Contributed by Vic Kohring
When I served in the Alaska Legislature many years ago, humility was as scarce as palm trees growing in Alaska. With a swarm of egomaniacs scurrying about the capitol trying to take credit for everything short of the sun rising in the morning, it was an unpleasant environment I could do without.
As an elected representative, tooting one's horn is sometimes an unfortunate necessity, so your constituents are aware you're working hard on their behalf and getting things done. And it helps get you reelected. However, many politicians carry it too far. Too often, I found my fellow pols rushing to take credit for bills they didn't sponsor or budget items they had no role in securing.
I once worked closely with the Department of Transportation to fund pedestrian tunnels under the Parks Highway. After a year of hard work and success, another politician took full credit, announcing their alleged achievement in a newsletter. Another time, I was successful getting a bill through the legislative process which authorized the Department of Fish & Game to issue permits to private individuals for keeping certain "exotic" animals, a very popular issue at the time. After an entire session's work and eventual success, a colleague issued a press release claiming credit.
Legislative heads swell for other reasons too. When bestowed the title "State Representative" or "State Senator," it's easy to feel full of oneself. The halls of the state capitol are loaded with people who stroke legislators’ egos. People practically bow down to you as they seek favor. Lobbyists pull on your arm and special interest groups attempt to sweet talk you into backing their pet project. Moreover, having control of multi-billion-dollar state operating and capital budgets, and being in a position to create new laws, we're all bound by representatives’ significant power, which often goes straight to a ruler's head.
One of the most annoying acts of narcissism is when the daily prayer is delivered on the House and Senate Floor at the start of each session. There's typically a mad scramble to be the one selected to offer the prayer. During the prayer, heads are bowed low in exaggerated fashion, knowing that cameras are rolling, and people are observing back home. To me, a measure of one's character is how you conduct yourself when no one is looking, and the cameras are off. Most of my work was done quietly in my office, where my staff and I helped literally thousands through the years with various problems involving government. We took great pride in working quietly and discreetly - and sometimes anonymously - to improve the lives of our constituents. No standing on a hilltop shouting our accomplishments.

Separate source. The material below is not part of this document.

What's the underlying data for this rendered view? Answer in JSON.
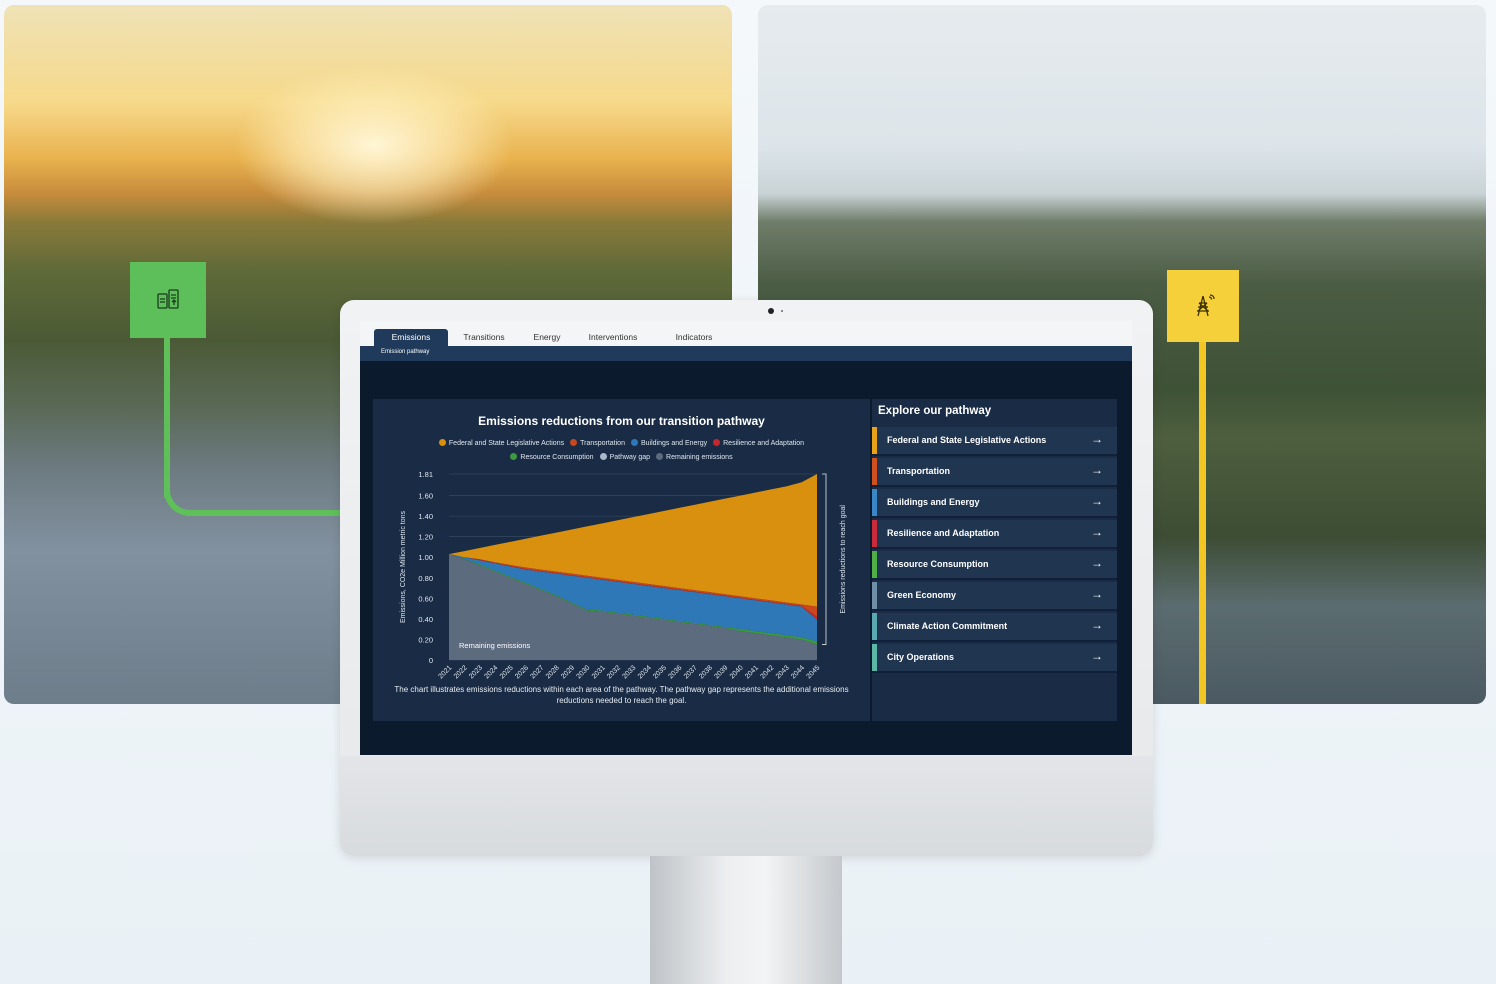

Jesus was critical of show-offs. Once, when he and his disciples observed people in the temple, a rich person walked in, faulting himself with his offering of gold coins and making a big "look at me" scene. Then a widowed lady quietly and without fanfare entered and offered two small copper coins, giving up everything she had. The same flaunting goes on in Juneau with far too many hot shots and far too few exhibiting humility. Jesus said in Luke 20 to beware of the teachers of the law, because they enjoy walking around in flowing robes and love to be greeted with their important seats and places of honor while making long prayers for show. This is exactly the scenario I witnessed repeatedly in Juneau.
I greatly admire humility in people. There are some I know who are genuine, sincere Christians and most importantly, humble - those I aspire to emulate. I'm by no means perfect as a Christian and admit my ego occasionally gets in the way. But I've tried to make a conscious effort to be humble in all walks of life, as Jesus instructs.